*** Begin section ***

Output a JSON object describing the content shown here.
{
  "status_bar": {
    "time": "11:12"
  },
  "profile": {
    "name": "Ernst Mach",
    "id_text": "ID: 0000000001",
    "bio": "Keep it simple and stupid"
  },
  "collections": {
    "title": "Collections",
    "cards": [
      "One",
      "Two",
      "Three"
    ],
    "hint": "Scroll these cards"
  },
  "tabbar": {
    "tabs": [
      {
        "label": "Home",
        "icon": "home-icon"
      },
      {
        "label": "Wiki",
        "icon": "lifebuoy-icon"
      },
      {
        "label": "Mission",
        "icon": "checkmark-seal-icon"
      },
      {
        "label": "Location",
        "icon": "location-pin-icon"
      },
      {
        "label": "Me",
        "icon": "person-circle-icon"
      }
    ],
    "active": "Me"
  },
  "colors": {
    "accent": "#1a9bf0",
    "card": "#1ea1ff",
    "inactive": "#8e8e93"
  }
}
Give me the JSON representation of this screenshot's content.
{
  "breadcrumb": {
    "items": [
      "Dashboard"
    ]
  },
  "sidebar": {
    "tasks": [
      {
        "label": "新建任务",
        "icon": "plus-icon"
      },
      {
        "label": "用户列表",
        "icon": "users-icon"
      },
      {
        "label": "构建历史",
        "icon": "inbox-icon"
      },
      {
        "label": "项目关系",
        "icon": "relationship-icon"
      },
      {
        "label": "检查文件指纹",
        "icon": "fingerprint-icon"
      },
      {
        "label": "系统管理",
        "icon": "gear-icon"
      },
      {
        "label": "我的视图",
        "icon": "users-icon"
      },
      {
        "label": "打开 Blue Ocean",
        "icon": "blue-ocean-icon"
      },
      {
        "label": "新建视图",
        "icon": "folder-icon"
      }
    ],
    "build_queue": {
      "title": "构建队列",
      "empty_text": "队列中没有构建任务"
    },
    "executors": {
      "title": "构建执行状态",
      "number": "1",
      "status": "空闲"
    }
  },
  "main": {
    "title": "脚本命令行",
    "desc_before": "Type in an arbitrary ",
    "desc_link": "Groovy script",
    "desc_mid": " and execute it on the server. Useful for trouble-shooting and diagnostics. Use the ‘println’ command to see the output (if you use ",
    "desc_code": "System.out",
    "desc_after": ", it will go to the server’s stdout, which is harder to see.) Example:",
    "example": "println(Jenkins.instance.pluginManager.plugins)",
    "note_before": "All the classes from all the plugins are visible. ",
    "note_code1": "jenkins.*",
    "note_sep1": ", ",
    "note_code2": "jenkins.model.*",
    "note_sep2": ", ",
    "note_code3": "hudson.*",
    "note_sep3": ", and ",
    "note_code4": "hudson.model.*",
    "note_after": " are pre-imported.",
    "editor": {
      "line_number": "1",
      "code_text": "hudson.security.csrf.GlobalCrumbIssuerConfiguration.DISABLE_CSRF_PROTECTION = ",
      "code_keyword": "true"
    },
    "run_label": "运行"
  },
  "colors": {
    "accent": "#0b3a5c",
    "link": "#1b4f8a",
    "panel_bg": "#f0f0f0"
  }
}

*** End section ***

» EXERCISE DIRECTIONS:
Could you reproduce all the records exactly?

» ANSWER FOR THE TASK:
Output a JSON object describing the content shown here.
{
  "status_bar": {
    "time": "11:12"
  },
  "profile": {
    "name": "Ernst Mach",
    "id_text": "ID: 0000000001",
    "bio": "Keep it simple and stupid"
  },
  "collections": {
    "title": "Collections",
    "cards": [
      "One",
      "Two",
      "Three"
    ],
    "hint": "Scroll these cards"
  },
  "tabbar": {
    "tabs": [
      {
        "label": "Home",
        "icon": "home-icon"
      },
      {
        "label": "Wiki",
        "icon": "lifebuoy-icon"
      },
      {
        "label": "Mission",
        "icon": "checkmark-seal-icon"
      },
      {
        "label": "Location",
        "icon": "location-pin-icon"
      },
      {
        "label": "Me",
        "icon": "person-circle-icon"
      }
    ],
    "active": "Me"
  },
  "colors": {
    "accent": "#1a9bf0",
    "card": "#1ea1ff",
    "inactive": "#8e8e93"
  }
}
Give me the JSON representation of this screenshot's content.
{
  "breadcrumb": {
    "items": [
      "Dashboard"
    ]
  },
  "sidebar": {
    "tasks": [
      {
        "label": "新建任务",
        "icon": "plus-icon"
      },
      {
        "label": "用户列表",
        "icon": "users-icon"
      },
      {
        "label": "构建历史",
        "icon": "inbox-icon"
      },
      {
        "label": "项目关系",
        "icon": "relationship-icon"
      },
      {
        "label": "检查文件指纹",
        "icon": "fingerprint-icon"
      },
      {
        "label": "系统管理",
        "icon": "gear-icon"
      },
      {
        "label": "我的视图",
        "icon": "users-icon"
      },
      {
        "label": "打开 Blue Ocean",
        "icon": "blue-ocean-icon"
      },
      {
        "label": "新建视图",
        "icon": "folder-icon"
      }
    ],
    "build_queue": {
      "title": "构建队列",
      "empty_text": "队列中没有构建任务"
    },
    "executors": {
      "title": "构建执行状态",
      "number": "1",
      "status": "空闲"
    }
  },
  "main": {
    "title": "脚本命令行",
    "desc_before": "Type in an arbitrary ",
    "desc_link": "Groovy script",
    "desc_mid": " and execute it on the server. Useful for trouble-shooting and diagnostics. Use the ‘println’ command to see the output (if you use ",
    "desc_code": "System.out",
    "desc_after": ", it will go to the server’s stdout, which is harder to see.) Example:",
    "example": "println(Jenkins.instance.pluginManager.plugins)",
    "note_before": "All the classes from all the plugins are visible. ",
    "note_code1": "jenkins.*",
    "note_sep1": ", ",
    "note_code2": "jenkins.model.*",
    "note_sep2": ", ",
    "note_code3": "hudson.*",
    "note_sep3": ", and ",
    "note_code4": "hudson.model.*",
    "note_after": " are pre-imported.",
    "editor": {
      "line_number": "1",
      "code_text": "hudson.security.csrf.GlobalCrumbIssuerConfiguration.DISABLE_CSRF_PROTECTION = ",
      "code_keyword": "true"
    },
    "run_label": "运行"
  },
  "colors": {
    "accent": "#0b3a5c",
    "link": "#1b4f8a",
    "panel_bg": "#f0f0f0"
  }
}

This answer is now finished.